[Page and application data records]
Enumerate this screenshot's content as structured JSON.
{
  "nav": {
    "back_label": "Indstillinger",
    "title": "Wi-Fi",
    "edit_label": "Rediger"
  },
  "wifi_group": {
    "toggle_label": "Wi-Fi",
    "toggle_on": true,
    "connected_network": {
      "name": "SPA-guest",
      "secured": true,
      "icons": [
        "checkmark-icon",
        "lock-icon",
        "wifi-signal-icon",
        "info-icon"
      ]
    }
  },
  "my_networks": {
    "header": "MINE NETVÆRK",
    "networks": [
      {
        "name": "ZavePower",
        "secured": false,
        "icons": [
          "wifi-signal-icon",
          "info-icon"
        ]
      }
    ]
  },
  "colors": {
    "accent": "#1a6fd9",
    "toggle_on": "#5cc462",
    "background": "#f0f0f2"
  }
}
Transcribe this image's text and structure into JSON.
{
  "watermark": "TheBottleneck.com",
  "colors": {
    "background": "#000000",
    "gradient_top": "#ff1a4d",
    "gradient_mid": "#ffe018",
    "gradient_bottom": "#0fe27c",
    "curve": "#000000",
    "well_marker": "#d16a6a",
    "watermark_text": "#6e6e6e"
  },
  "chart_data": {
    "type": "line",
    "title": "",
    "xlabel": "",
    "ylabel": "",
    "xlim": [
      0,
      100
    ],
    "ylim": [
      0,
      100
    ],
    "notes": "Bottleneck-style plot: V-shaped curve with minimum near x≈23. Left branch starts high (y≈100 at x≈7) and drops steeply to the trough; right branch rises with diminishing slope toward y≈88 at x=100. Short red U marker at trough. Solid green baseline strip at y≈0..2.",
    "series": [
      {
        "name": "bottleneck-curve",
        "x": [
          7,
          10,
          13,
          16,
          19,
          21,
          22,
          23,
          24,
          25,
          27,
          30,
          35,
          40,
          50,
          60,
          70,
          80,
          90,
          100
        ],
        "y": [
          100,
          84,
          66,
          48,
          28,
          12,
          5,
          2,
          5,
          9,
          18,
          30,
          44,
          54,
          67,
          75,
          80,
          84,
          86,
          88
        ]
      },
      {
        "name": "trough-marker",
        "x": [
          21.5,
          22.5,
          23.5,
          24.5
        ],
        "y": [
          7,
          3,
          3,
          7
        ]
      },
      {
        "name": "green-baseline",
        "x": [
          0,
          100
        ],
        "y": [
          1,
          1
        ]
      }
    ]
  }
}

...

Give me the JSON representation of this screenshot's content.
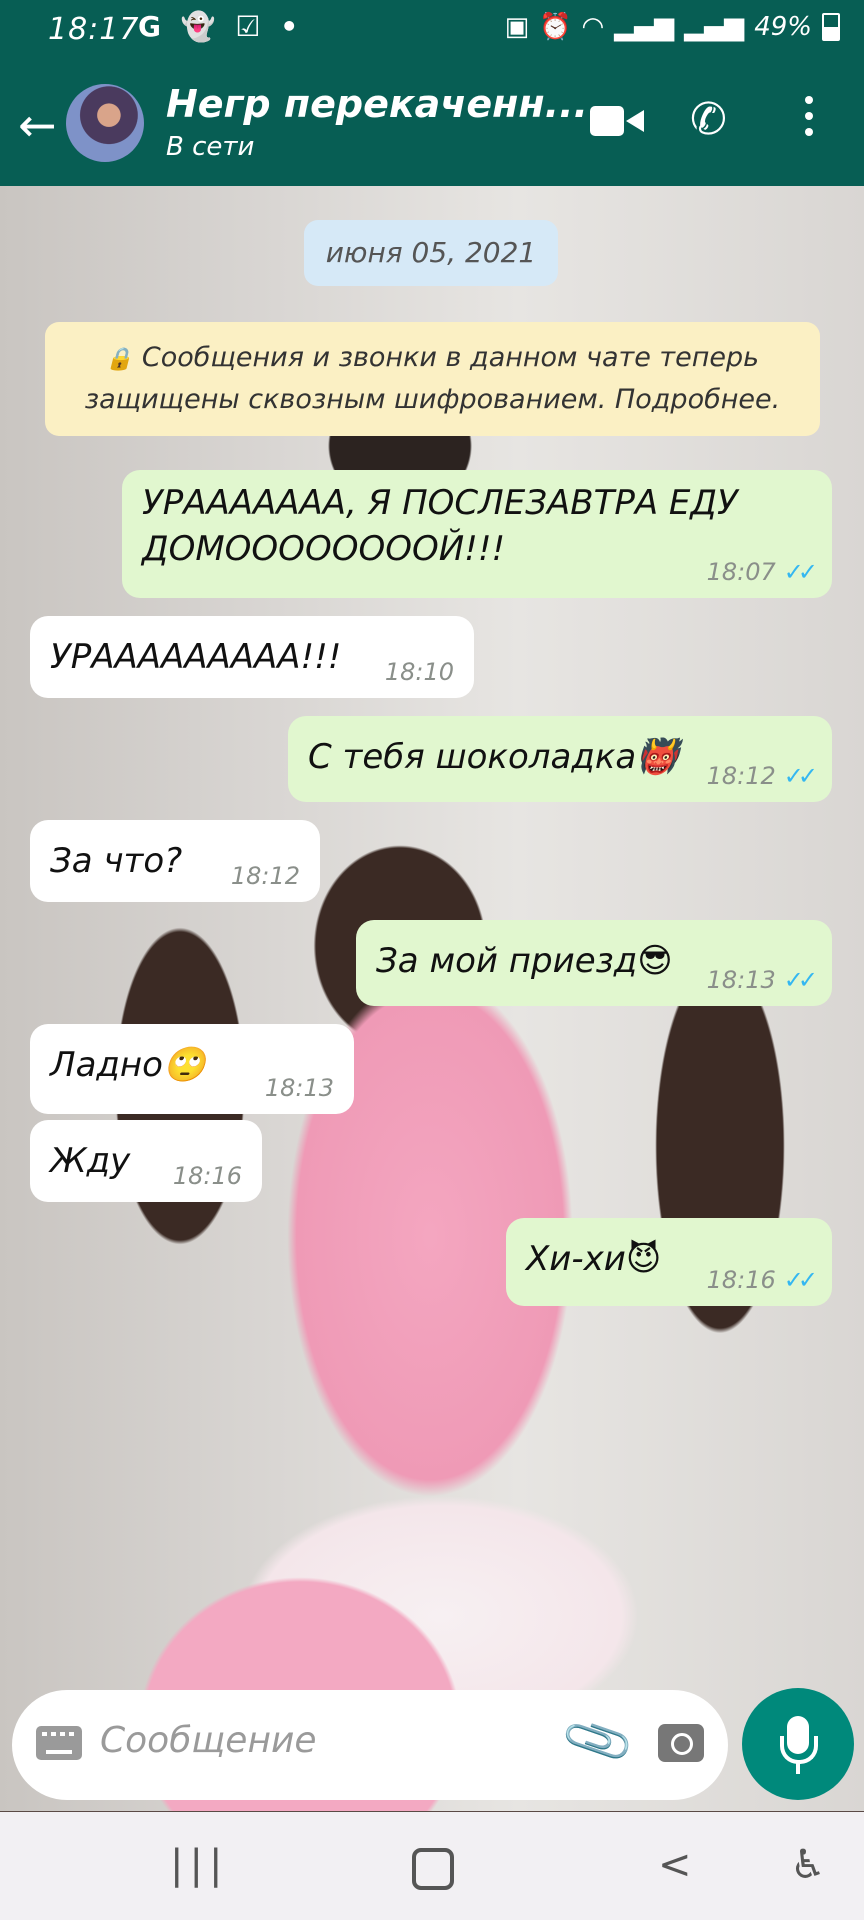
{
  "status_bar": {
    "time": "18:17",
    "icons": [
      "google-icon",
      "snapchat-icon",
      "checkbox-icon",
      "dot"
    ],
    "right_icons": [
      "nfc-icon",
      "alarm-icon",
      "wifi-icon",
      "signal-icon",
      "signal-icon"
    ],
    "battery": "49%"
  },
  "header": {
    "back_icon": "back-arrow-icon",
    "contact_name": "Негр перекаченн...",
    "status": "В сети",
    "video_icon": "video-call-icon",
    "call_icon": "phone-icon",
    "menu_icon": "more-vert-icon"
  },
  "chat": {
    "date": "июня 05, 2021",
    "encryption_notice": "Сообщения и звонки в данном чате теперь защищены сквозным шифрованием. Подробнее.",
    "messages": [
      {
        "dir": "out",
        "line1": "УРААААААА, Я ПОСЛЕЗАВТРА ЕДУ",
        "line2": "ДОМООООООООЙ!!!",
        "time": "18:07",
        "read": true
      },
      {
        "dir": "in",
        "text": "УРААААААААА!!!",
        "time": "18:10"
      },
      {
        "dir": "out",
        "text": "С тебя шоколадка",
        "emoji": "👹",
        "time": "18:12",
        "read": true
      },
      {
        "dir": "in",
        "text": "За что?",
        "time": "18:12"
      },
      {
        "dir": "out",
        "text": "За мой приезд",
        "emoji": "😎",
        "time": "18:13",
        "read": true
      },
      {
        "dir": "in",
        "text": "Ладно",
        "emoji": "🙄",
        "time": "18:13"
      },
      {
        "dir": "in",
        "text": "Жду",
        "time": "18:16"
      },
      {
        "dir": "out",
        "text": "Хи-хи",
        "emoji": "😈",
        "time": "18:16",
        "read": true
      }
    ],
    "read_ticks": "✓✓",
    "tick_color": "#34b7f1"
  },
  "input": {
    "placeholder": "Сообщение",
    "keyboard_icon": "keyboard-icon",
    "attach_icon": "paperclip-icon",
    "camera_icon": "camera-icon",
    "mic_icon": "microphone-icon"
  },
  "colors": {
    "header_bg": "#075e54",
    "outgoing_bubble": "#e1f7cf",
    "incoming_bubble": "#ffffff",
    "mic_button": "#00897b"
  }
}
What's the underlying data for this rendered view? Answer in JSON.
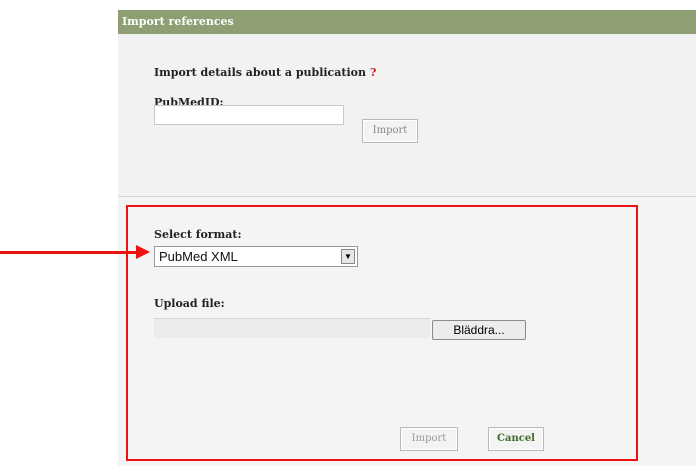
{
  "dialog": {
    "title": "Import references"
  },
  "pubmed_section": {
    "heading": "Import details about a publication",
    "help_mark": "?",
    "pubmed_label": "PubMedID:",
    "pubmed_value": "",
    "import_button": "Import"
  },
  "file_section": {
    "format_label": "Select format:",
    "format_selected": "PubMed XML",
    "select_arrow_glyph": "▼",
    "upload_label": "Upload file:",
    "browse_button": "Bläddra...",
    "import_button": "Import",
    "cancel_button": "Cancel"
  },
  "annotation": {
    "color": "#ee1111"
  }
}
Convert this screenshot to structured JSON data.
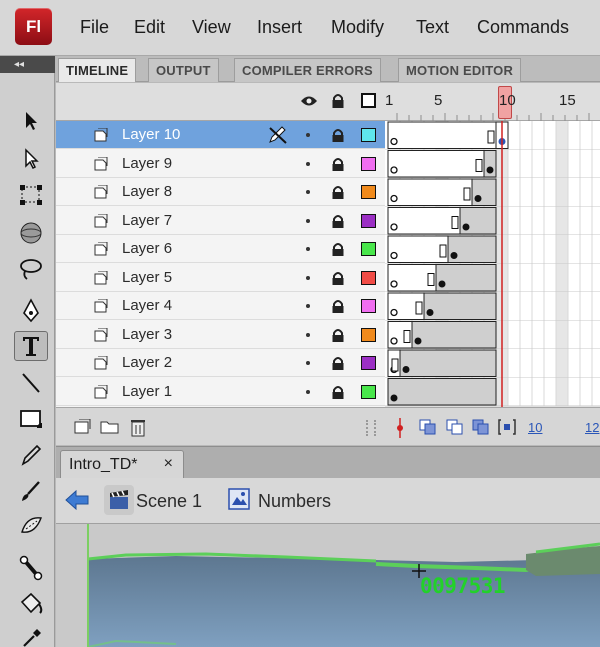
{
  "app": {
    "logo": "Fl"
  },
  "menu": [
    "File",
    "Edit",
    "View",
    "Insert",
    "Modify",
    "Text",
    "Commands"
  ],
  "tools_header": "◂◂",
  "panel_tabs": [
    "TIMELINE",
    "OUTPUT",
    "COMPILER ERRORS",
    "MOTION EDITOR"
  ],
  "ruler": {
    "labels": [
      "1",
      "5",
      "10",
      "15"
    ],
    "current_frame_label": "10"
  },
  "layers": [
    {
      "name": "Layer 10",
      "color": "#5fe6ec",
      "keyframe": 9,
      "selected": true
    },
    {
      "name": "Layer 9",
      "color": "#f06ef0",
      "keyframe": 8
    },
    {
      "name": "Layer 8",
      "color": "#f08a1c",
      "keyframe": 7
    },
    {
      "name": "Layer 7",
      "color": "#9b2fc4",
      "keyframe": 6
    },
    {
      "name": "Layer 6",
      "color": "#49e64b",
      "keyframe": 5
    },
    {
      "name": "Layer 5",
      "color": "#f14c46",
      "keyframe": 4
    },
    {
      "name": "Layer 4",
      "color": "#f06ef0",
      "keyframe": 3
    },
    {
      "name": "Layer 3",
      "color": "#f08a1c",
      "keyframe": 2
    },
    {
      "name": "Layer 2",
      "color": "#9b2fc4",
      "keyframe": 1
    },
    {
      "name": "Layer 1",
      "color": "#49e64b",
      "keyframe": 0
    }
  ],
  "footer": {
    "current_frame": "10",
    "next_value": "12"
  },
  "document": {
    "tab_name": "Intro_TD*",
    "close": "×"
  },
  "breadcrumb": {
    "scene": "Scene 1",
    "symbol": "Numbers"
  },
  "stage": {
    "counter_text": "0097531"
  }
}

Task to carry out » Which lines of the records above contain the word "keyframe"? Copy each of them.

Expected answer »
      "keyframe": 9,
      "keyframe": 8
      "keyframe": 7
      "keyframe": 6
      "keyframe": 5
      "keyframe": 4
      "keyframe": 3
      "keyframe": 2
      "keyframe": 1
      "keyframe": 0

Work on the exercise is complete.